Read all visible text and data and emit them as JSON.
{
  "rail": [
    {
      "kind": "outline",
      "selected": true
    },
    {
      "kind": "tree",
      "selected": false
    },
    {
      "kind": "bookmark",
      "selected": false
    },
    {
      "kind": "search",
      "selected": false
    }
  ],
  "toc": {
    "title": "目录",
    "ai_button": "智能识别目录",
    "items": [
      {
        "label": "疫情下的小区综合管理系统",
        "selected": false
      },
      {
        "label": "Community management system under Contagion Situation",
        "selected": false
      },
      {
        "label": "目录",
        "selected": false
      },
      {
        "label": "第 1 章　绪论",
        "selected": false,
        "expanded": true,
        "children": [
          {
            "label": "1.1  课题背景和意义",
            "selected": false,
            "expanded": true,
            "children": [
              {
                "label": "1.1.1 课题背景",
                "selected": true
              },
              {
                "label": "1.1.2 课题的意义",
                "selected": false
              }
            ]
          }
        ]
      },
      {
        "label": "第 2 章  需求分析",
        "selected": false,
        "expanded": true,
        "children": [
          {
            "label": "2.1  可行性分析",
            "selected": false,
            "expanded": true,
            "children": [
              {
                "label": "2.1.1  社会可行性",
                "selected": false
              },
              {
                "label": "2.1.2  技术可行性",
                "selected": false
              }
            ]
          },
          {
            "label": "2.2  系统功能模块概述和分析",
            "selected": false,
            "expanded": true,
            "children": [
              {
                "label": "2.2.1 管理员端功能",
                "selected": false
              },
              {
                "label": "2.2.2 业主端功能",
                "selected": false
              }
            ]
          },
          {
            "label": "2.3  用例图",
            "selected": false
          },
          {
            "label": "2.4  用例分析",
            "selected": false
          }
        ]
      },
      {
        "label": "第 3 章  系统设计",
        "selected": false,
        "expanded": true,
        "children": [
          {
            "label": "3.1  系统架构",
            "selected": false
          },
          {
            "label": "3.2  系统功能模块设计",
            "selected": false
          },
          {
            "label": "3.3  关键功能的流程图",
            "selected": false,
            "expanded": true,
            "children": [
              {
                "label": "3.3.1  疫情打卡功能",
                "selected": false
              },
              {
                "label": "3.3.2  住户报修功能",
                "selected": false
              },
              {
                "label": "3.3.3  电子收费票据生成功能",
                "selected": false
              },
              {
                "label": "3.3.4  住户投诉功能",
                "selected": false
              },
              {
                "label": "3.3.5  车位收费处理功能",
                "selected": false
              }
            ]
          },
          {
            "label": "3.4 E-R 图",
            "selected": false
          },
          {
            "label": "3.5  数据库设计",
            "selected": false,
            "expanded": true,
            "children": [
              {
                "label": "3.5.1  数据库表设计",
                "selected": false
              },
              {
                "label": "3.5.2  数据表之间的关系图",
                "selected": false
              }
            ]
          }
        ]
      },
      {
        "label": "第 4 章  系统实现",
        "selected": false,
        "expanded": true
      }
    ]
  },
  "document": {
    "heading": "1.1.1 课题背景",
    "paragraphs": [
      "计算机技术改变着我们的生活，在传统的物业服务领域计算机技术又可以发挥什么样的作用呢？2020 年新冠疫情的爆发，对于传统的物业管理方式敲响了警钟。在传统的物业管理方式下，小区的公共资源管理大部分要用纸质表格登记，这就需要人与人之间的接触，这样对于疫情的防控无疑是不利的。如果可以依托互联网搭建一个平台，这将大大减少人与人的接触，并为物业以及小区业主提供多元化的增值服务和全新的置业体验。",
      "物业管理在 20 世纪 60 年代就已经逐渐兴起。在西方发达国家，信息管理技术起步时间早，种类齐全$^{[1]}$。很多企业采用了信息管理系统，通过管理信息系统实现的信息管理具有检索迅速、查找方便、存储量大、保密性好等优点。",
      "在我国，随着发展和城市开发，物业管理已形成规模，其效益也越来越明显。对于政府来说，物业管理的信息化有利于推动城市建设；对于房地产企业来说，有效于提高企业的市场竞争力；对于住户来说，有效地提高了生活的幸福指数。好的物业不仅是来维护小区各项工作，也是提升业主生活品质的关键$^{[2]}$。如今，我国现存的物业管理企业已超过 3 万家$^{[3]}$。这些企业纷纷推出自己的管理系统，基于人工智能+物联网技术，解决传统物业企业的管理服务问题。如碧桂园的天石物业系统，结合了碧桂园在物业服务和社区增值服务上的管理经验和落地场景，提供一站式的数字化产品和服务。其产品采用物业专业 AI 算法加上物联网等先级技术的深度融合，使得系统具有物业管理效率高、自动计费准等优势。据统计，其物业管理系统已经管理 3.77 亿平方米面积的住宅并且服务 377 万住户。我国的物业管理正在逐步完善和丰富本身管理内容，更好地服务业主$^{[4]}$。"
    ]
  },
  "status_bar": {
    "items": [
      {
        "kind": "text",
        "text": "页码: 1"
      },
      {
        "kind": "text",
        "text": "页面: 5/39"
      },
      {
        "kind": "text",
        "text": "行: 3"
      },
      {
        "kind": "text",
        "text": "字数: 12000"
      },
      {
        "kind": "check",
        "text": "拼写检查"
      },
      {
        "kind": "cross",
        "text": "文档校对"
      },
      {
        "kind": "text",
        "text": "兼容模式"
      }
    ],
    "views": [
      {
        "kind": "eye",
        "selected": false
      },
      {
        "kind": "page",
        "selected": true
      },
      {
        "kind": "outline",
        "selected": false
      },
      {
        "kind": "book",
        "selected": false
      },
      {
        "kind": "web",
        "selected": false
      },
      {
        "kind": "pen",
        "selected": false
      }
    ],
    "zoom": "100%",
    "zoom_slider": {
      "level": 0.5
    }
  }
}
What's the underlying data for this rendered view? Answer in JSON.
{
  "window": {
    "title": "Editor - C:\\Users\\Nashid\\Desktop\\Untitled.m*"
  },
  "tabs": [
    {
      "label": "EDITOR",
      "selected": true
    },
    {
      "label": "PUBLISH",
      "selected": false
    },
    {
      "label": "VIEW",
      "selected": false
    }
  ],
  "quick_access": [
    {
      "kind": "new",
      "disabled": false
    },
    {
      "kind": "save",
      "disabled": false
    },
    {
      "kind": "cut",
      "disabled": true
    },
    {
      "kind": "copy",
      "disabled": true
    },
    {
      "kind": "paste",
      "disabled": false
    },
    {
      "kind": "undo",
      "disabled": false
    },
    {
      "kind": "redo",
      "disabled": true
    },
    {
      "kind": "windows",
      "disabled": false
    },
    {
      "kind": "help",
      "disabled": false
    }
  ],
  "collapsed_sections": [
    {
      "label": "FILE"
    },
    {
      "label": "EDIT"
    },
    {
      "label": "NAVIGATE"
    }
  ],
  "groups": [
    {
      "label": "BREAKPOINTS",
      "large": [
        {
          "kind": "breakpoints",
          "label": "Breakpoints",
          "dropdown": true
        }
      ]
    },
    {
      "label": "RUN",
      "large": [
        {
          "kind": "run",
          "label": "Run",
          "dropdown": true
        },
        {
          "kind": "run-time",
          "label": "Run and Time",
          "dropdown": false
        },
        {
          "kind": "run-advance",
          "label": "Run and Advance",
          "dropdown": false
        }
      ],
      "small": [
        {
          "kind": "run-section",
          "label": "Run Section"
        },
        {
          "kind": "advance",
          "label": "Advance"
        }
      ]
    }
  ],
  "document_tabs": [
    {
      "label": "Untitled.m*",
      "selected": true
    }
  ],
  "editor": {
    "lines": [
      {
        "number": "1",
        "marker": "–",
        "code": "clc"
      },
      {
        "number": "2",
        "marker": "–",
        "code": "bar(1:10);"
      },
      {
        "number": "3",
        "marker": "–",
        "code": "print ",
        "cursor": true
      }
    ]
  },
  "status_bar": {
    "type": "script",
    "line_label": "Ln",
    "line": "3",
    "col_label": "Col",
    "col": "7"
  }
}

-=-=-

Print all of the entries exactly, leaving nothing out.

WRITTEN SOLUTION
Read all visible text and data and emit them as JSON.
{
  "rail": [
    {
      "kind": "outline",
      "selected": true
    },
    {
      "kind": "tree",
      "selected": false
    },
    {
      "kind": "bookmark",
      "selected": false
    },
    {
      "kind": "search",
      "selected": false
    }
  ],
  "toc": {
    "title": "目录",
    "ai_button": "智能识别目录",
    "items": [
      {
        "label": "疫情下的小区综合管理系统",
        "selected": false
      },
      {
        "label": "Community management system under Contagion Situation",
        "selected": false
      },
      {
        "label": "目录",
        "selected": false
      },
      {
        "label": "第 1 章　绪论",
        "selected": false,
        "expanded": true,
        "children": [
          {
            "label": "1.1  课题背景和意义",
            "selected": false,
            "expanded": true,
            "children": [
              {
                "label": "1.1.1 课题背景",
                "selected": true
              },
              {
                "label": "1.1.2 课题的意义",
                "selected": false
              }
            ]
          }
        ]
      },
      {
        "label": "第 2 章  需求分析",
        "selected": false,
        "expanded": true,
        "children": [
          {
            "label": "2.1  可行性分析",
            "selected": false,
            "expanded": true,
            "children": [
              {
                "label": "2.1.1  社会可行性",
                "selected": false
              },
              {
                "label": "2.1.2  技术可行性",
                "selected": false
              }
            ]
          },
          {
            "label": "2.2  系统功能模块概述和分析",
            "selected": false,
            "expanded": true,
            "children": [
              {
                "label": "2.2.1 管理员端功能",
                "selected": false
              },
              {
                "label": "2.2.2 业主端功能",
                "selected": false
              }
            ]
          },
          {
            "label": "2.3  用例图",
            "selected": false
          },
          {
            "label": "2.4  用例分析",
            "selected": false
          }
        ]
      },
      {
        "label": "第 3 章  系统设计",
        "selected": false,
        "expanded": true,
        "children": [
          {
            "label": "3.1  系统架构",
            "selected": false
          },
          {
            "label": "3.2  系统功能模块设计",
            "selected": false
          },
          {
            "label": "3.3  关键功能的流程图",
            "selected": false,
            "expanded": true,
            "children": [
              {
                "label": "3.3.1  疫情打卡功能",
                "selected": false
              },
              {
                "label": "3.3.2  住户报修功能",
                "selected": false
              },
              {
                "label": "3.3.3  电子收费票据生成功能",
                "selected": false
              },
              {
                "label": "3.3.4  住户投诉功能",
                "selected": false
              },
              {
                "label": "3.3.5  车位收费处理功能",
                "selected": false
              }
            ]
          },
          {
            "label": "3.4 E-R 图",
            "selected": false
          },
          {
            "label": "3.5  数据库设计",
            "selected": false,
            "expanded": true,
            "children": [
              {
                "label": "3.5.1  数据库表设计",
                "selected": false
              },
              {
                "label": "3.5.2  数据表之间的关系图",
                "selected": false
              }
            ]
          }
        ]
      },
      {
        "label": "第 4 章  系统实现",
        "selected": false,
        "expanded": true
      }
    ]
  },
  "document": {
    "heading": "1.1.1 课题背景",
    "paragraphs": [
      "计算机技术改变着我们的生活，在传统的物业服务领域计算机技术又可以发挥什么样的作用呢？2020 年新冠疫情的爆发，对于传统的物业管理方式敲响了警钟。在传统的物业管理方式下，小区的公共资源管理大部分要用纸质表格登记，这就需要人与人之间的接触，这样对于疫情的防控无疑是不利的。如果可以依托互联网搭建一个平台，这将大大减少人与人的接触，并为物业以及小区业主提供多元化的增值服务和全新的置业体验。",
      "物业管理在 20 世纪 60 年代就已经逐渐兴起。在西方发达国家，信息管理技术起步时间早，种类齐全$^{[1]}$。很多企业采用了信息管理系统，通过管理信息系统实现的信息管理具有检索迅速、查找方便、存储量大、保密性好等优点。",
      "在我国，随着发展和城市开发，物业管理已形成规模，其效益也越来越明显。对于政府来说，物业管理的信息化有利于推动城市建设；对于房地产企业来说，有效于提高企业的市场竞争力；对于住户来说，有效地提高了生活的幸福指数。好的物业不仅是来维护小区各项工作，也是提升业主生活品质的关键$^{[2]}$。如今，我国现存的物业管理企业已超过 3 万家$^{[3]}$。这些企业纷纷推出自己的管理系统，基于人工智能+物联网技术，解决传统物业企业的管理服务问题。如碧桂园的天石物业系统，结合了碧桂园在物业服务和社区增值服务上的管理经验和落地场景，提供一站式的数字化产品和服务。其产品采用物业专业 AI 算法加上物联网等先级技术的深度融合，使得系统具有物业管理效率高、自动计费准等优势。据统计，其物业管理系统已经管理 3.77 亿平方米面积的住宅并且服务 377 万住户。我国的物业管理正在逐步完善和丰富本身管理内容，更好地服务业主$^{[4]}$。"
    ]
  },
  "status_bar": {
    "items": [
      {
        "kind": "text",
        "text": "页码: 1"
      },
      {
        "kind": "text",
        "text": "页面: 5/39"
      },
      {
        "kind": "text",
        "text": "行: 3"
      },
      {
        "kind": "text",
        "text": "字数: 12000"
      },
      {
        "kind": "check",
        "text": "拼写检查"
      },
      {
        "kind": "cross",
        "text": "文档校对"
      },
      {
        "kind": "text",
        "text": "兼容模式"
      }
    ],
    "views": [
      {
        "kind": "eye",
        "selected": false
      },
      {
        "kind": "page",
        "selected": true
      },
      {
        "kind": "outline",
        "selected": false
      },
      {
        "kind": "book",
        "selected": false
      },
      {
        "kind": "web",
        "selected": false
      },
      {
        "kind": "pen",
        "selected": false
      }
    ],
    "zoom": "100%",
    "zoom_slider": {
      "level": 0.5
    }
  }
}
What's the underlying data for this rendered view? Answer in JSON.
{
  "window": {
    "title": "Editor - C:\\Users\\Nashid\\Desktop\\Untitled.m*"
  },
  "tabs": [
    {
      "label": "EDITOR",
      "selected": true
    },
    {
      "label": "PUBLISH",
      "selected": false
    },
    {
      "label": "VIEW",
      "selected": false
    }
  ],
  "quick_access": [
    {
      "kind": "new",
      "disabled": false
    },
    {
      "kind": "save",
      "disabled": false
    },
    {
      "kind": "cut",
      "disabled": true
    },
    {
      "kind": "copy",
      "disabled": true
    },
    {
      "kind": "paste",
      "disabled": false
    },
    {
      "kind": "undo",
      "disabled": false
    },
    {
      "kind": "redo",
      "disabled": true
    },
    {
      "kind": "windows",
      "disabled": false
    },
    {
      "kind": "help",
      "disabled": false
    }
  ],
  "collapsed_sections": [
    {
      "label": "FILE"
    },
    {
      "label": "EDIT"
    },
    {
      "label": "NAVIGATE"
    }
  ],
  "groups": [
    {
      "label": "BREAKPOINTS",
      "large": [
        {
          "kind": "breakpoints",
          "label": "Breakpoints",
          "dropdown": true
        }
      ]
    },
    {
      "label": "RUN",
      "large": [
        {
          "kind": "run",
          "label": "Run",
          "dropdown": true
        },
        {
          "kind": "run-time",
          "label": "Run and Time",
          "dropdown": false
        },
        {
          "kind": "run-advance",
          "label": "Run and Advance",
          "dropdown": false
        }
      ],
      "small": [
        {
          "kind": "run-section",
          "label": "Run Section"
        },
        {
          "kind": "advance",
          "label": "Advance"
        }
      ]
    }
  ],
  "document_tabs": [
    {
      "label": "Untitled.m*",
      "selected": true
    }
  ],
  "editor": {
    "lines": [
      {
        "number": "1",
        "marker": "–",
        "code": "clc"
      },
      {
        "number": "2",
        "marker": "–",
        "code": "bar(1:10);"
      },
      {
        "number": "3",
        "marker": "–",
        "code": "print ",
        "cursor": true
      }
    ]
  },
  "status_bar": {
    "type": "script",
    "line_label": "Ln",
    "line": "3",
    "col_label": "Col",
    "col": "7"
  }
}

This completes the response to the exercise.